rate

rate
1. of a code. For any (n, k) block code or convolutional code, the value defined as R = k/n

It is a measure of “efficiency” in the sense that the more redundancy there is in the code, the lower the rate. On the other hand, high redundancy may bring about greater efficiency in detecting or correcting errors. Thus the rate measures only one aspect of the overall efficiency.

2. See data transfer rate.

Cite this article
Pick a style below, and copy the text for your bibliography.

  • MLA
  • Chicago
  • APA

"rate." A Dictionary of Computing. . Encyclopedia.com. 21 Jul. 2017 <http://www.encyclopedia.com>.

"rate." A Dictionary of Computing. . Encyclopedia.com. (July 21, 2017). http://www.encyclopedia.com/computing/dictionaries-thesauruses-pictures-and-press-releases/rate

"rate." A Dictionary of Computing. . Retrieved July 21, 2017 from Encyclopedia.com: http://www.encyclopedia.com/computing/dictionaries-thesauruses-pictures-and-press-releases/rate

Rate

RATE

Value, measure, or degree; a charge, payment, or price determined through the application of a mathematical formula or based upon a scale or standard.

For example, an interest rate is determined by the ratio between the principal and interest.

Rate is also used synonymously with tax.

Cite this article
Pick a style below, and copy the text for your bibliography.

  • MLA
  • Chicago
  • APA

"Rate." West's Encyclopedia of American Law. . Encyclopedia.com. 21 Jul. 2017 <http://www.encyclopedia.com>.

"Rate." West's Encyclopedia of American Law. . Encyclopedia.com. (July 21, 2017). http://www.encyclopedia.com/law/encyclopedias-almanacs-transcripts-and-maps/rate

"Rate." West's Encyclopedia of American Law. . Retrieved July 21, 2017 from Encyclopedia.com: http://www.encyclopedia.com/law/encyclopedias-almanacs-transcripts-and-maps/rate

rate

rate2 chide angrily. XIV.
Also †arate, of which rate may be an aphetic form; perh. to be referred to OF. (a)reter accuse, blame:- L. reputāre REPUTE.

Cite this article
Pick a style below, and copy the text for your bibliography.

  • MLA
  • Chicago
  • APA

"rate." The Concise Oxford Dictionary of English Etymology. . Encyclopedia.com. 21 Jul. 2017 <http://www.encyclopedia.com>.

"rate." The Concise Oxford Dictionary of English Etymology. . Encyclopedia.com. (July 21, 2017). http://www.encyclopedia.com/humanities/dictionaries-thesauruses-pictures-and-press-releases/rate-2

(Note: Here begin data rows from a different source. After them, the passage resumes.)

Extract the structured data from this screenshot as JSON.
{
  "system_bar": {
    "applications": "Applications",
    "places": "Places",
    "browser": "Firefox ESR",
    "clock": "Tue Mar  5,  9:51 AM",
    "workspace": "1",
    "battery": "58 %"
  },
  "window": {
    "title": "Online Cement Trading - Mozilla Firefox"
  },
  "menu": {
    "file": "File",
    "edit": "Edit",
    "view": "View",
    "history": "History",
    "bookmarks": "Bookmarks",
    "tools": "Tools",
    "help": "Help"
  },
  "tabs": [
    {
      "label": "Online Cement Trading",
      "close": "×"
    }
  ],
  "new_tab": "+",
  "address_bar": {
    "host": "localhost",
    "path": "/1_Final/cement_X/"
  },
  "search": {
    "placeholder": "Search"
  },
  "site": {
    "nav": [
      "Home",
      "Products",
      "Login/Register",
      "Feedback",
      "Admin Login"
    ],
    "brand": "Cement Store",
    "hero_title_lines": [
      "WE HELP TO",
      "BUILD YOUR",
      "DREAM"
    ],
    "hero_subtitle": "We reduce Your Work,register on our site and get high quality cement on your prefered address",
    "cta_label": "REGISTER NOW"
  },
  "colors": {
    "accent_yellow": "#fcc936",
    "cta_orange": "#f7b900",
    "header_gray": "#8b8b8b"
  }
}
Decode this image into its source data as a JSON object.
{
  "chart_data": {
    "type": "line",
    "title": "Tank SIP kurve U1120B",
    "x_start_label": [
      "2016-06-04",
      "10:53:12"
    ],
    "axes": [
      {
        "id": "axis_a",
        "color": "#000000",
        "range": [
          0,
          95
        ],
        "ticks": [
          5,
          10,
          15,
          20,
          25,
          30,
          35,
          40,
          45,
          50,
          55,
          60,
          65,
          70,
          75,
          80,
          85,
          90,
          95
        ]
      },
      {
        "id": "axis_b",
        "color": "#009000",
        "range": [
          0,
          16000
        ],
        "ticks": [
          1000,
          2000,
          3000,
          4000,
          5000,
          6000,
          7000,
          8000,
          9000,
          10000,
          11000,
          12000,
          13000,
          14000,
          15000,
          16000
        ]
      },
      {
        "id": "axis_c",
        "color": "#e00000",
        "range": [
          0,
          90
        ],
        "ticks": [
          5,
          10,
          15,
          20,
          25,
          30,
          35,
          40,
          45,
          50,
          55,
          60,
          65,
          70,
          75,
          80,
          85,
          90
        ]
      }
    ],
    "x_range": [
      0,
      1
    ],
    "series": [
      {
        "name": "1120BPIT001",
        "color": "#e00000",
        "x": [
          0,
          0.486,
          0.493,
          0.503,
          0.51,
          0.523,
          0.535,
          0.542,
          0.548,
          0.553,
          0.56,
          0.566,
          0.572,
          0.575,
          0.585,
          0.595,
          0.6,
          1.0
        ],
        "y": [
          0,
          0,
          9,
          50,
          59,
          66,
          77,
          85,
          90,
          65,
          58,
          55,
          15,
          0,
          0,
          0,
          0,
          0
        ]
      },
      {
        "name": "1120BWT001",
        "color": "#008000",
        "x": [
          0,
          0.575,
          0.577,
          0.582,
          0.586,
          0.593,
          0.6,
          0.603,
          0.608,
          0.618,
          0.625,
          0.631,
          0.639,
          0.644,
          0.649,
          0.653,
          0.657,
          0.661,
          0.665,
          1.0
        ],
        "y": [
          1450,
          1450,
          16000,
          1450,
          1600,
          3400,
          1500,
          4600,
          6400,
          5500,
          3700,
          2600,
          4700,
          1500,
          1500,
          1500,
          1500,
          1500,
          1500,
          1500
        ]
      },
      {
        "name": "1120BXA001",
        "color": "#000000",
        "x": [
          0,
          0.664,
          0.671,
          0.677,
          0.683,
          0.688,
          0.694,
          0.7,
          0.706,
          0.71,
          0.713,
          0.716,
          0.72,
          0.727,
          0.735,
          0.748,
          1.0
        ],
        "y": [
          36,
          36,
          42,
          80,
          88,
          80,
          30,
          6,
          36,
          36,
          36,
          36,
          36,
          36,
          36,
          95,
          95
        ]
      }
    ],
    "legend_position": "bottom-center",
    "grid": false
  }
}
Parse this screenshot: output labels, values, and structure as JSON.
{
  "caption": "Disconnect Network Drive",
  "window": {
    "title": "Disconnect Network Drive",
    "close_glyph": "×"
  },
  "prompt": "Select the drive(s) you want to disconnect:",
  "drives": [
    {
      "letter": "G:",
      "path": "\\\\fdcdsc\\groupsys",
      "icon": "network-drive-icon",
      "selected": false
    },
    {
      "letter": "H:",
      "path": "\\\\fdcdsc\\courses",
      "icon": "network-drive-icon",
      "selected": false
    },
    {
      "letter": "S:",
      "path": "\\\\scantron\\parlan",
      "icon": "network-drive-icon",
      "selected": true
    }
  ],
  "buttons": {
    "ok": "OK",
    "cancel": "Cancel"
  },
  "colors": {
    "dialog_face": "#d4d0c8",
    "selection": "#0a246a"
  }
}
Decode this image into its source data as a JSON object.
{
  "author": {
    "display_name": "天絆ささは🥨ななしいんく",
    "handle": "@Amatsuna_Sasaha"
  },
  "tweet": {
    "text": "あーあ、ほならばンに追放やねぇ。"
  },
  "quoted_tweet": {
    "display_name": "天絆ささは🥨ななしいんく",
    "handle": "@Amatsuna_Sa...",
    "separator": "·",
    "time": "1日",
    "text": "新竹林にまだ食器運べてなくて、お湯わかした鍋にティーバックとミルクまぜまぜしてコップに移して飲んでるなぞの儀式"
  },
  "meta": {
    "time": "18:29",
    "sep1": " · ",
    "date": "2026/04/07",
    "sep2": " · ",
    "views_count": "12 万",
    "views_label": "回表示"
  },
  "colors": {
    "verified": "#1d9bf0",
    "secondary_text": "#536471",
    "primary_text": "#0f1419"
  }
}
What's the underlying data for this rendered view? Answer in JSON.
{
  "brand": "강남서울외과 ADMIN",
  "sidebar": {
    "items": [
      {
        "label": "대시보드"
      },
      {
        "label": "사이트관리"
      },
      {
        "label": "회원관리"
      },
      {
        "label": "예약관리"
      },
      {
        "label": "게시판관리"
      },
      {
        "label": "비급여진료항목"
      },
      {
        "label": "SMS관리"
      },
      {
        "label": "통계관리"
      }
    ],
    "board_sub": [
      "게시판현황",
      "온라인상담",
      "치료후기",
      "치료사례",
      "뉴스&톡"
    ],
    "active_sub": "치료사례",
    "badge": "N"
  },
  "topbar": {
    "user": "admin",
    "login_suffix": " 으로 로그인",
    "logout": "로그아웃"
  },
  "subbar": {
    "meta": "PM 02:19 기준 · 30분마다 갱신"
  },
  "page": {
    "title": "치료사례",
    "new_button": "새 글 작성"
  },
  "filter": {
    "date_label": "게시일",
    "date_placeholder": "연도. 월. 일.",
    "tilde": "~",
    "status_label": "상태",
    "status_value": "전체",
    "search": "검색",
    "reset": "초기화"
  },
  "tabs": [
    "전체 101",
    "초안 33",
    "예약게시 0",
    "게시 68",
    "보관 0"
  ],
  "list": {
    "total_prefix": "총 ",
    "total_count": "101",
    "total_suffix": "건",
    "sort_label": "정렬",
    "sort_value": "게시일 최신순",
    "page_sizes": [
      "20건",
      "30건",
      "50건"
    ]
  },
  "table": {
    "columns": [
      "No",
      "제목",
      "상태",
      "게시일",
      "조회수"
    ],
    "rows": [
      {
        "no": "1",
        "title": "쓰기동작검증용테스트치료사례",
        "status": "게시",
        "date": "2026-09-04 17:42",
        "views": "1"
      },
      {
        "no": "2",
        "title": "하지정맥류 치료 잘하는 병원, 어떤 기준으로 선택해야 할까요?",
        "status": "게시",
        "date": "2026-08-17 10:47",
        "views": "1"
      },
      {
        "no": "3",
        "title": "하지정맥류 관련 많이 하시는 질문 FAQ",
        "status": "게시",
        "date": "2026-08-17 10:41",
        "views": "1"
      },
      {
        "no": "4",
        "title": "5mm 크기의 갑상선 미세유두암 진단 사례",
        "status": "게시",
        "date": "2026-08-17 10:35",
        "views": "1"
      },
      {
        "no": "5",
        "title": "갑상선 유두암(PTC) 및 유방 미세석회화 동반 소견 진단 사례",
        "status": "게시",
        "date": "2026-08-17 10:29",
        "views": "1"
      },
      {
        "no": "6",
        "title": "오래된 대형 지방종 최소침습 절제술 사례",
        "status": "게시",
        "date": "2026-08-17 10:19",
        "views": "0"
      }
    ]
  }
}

"rate." The Concise Oxford Dictionary of English Etymology. . Retrieved July 21, 2017 from Encyclopedia.com: http://www.encyclopedia.com/humanities/dictionaries-thesauruses-pictures-and-press-releases/rate-2

rate

rateabate, ablate, aerate, ait, await, backdate, bait, bate, berate, castrate, collate, conflate, crate, create, cremate, date, deflate, dictate, dilate, distraite, donate, downstate, eight, elate, equate, estate, fate, fellate, fête, fixate, freight, frustrate, gait, gate, gestate, gradate, grate, great, gyrate, hate, hydrate, inflate, innate, interrelate, interstate, irate, Kate, Kuwait, lactate, late, locate, lustrate, mandate, mate, migrate, misdate, misstate, mistranslate, mutate, narrate, negate, notate, orate, ornate, Pate, placate, plate, prate, prorate, prostrate, pulsate, pupate, quadrate, rate, rotate, sate, sedate, serrate, short weight, skate, slate, spate, spectate, spruit, stagnate, state, straight, strait, Tate, tête-à-tête, Thwaite, translate, translocate, transmigrate, truncate, underrate, understate, underweight, update, uprate, upstate, up-to-date, vacate, vibrate, wait, weight

Cite this article
Pick a style below, and copy the text for your bibliography.

  • MLA
  • Chicago
  • APA

"rate." Oxford Dictionary of Rhymes. . Encyclopedia.com. 21 Jul. 2017 <http://www.encyclopedia.com>.

"rate." Oxford Dictionary of Rhymes. . Encyclopedia.com. (July 21, 2017). http://www.encyclopedia.com/humanities/dictionaries-thesauruses-pictures-and-press-releases/rate

"rate." Oxford Dictionary of Rhymes. . Retrieved July 21, 2017 from Encyclopedia.com: http://www.encyclopedia.com/humanities/dictionaries-thesauruses-pictures-and-press-releases/rate